Our group places a high value on collaboration, both within our group, our school, and in the broader community. By learning and challenging one another we build a deeper understanding of the Earth around us, and a more respectful workplace that is inclusive for all. We are excited by colleagues who can work independently and yet know when to ask for help; who have a good sense of humor; who possess a healthy dose of passion for what they are doing; who have creative ways of figuring out problems; and of course like to work hard (and cold beer).
FOR FUTURE STUDENT COLLEAGUES:

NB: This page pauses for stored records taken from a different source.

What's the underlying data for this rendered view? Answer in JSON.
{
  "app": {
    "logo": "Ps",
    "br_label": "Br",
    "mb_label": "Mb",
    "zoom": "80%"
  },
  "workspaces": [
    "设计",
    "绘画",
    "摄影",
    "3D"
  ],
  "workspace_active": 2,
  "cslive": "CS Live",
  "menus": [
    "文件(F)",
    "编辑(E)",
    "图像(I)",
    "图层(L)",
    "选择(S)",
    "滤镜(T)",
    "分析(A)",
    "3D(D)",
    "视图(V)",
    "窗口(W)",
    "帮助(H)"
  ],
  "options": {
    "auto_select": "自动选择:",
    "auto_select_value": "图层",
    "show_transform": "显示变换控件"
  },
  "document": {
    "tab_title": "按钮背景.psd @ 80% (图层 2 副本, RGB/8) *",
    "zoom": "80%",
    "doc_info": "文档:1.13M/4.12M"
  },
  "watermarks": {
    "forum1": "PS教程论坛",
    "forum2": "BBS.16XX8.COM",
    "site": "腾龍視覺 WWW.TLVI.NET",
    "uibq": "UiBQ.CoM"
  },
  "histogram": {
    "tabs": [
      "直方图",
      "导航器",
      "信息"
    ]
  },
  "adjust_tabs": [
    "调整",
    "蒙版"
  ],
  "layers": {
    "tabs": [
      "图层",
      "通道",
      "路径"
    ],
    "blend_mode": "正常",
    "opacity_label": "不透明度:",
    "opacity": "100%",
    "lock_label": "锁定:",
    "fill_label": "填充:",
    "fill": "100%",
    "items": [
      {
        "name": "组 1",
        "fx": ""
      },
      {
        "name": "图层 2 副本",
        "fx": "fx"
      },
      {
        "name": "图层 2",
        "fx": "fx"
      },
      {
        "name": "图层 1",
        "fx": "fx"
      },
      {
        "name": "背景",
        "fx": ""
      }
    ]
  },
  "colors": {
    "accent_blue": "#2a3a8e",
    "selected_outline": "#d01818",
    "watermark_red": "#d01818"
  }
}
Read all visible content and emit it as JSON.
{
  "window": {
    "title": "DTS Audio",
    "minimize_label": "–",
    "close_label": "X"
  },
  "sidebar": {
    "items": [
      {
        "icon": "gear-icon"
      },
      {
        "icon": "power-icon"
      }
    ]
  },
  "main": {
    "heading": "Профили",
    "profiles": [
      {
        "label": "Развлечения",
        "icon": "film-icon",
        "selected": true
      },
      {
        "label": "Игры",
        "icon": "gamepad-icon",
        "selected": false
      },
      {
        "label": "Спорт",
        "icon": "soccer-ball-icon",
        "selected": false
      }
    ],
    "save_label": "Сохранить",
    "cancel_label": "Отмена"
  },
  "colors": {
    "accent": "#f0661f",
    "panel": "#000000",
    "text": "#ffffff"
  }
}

The Jackson School of Geosciences comprises three different research units composed of several hundred scientists. We get hundreds of graduate student applicants each year. Thus, in order for me to find you in the stack of applicants, it is helpful for you to write me inquiring of any possible graduate opportunities. Further, this begins a dialogue between us that gives me a sense of how we might work together. Field opportunities may be available but are not a consistent part of everyone’s research. There are many exciting things are being done using the wealth of available remote sensing data and new modeling techniques, and these skills would prepare you better for the modern job market.
The primary qualities I look for in graduate students is the ability to think independently, enthusiasm, drive for research, easy-going nature, and strong quantitative and/or computational skills. You don’t necessarily have to have these skills already, but a desire to learn them will be rewarded over your lifetime. I also look for a strong match between my research interests and those of any prospective student. You should therefore have thought a bit about why you want to pursue a PhD in glaciology. Particularly, when the field is not necessarily hiring at the pace of graduation rates. Specifically, I would like to know what aspects of glaciology are most exciting to you. What do you think is the most relevant research currently in glaciology? The first critical step is to develop a project that really excites both of us. I also want to know your career goals and what skills you would like to develop while in graduate school. By providing me a sense of where you want to eventually be, we can collaboratively develop your skill set and expertise to meet that goal.
While your academic pedigree and GPA/GRE scores matter, they are considered less than the types of courses you have had. That said, there are still graduate program requirements for all student admissions. So please send a transcript (unofficial is fine) so that we can rule out any possible problems. I look for someone who desires to have a rigorous, quantitative understanding of earth sciences and prefer more math, physics and computer science than general education courses. It is also preferred that you have some research experience so that you are more adequately prepared for the shift from a course-centric undergrad career to a research-centric graduate career. If you can, please send any research papers you have written (e.g. class research projects, published papers).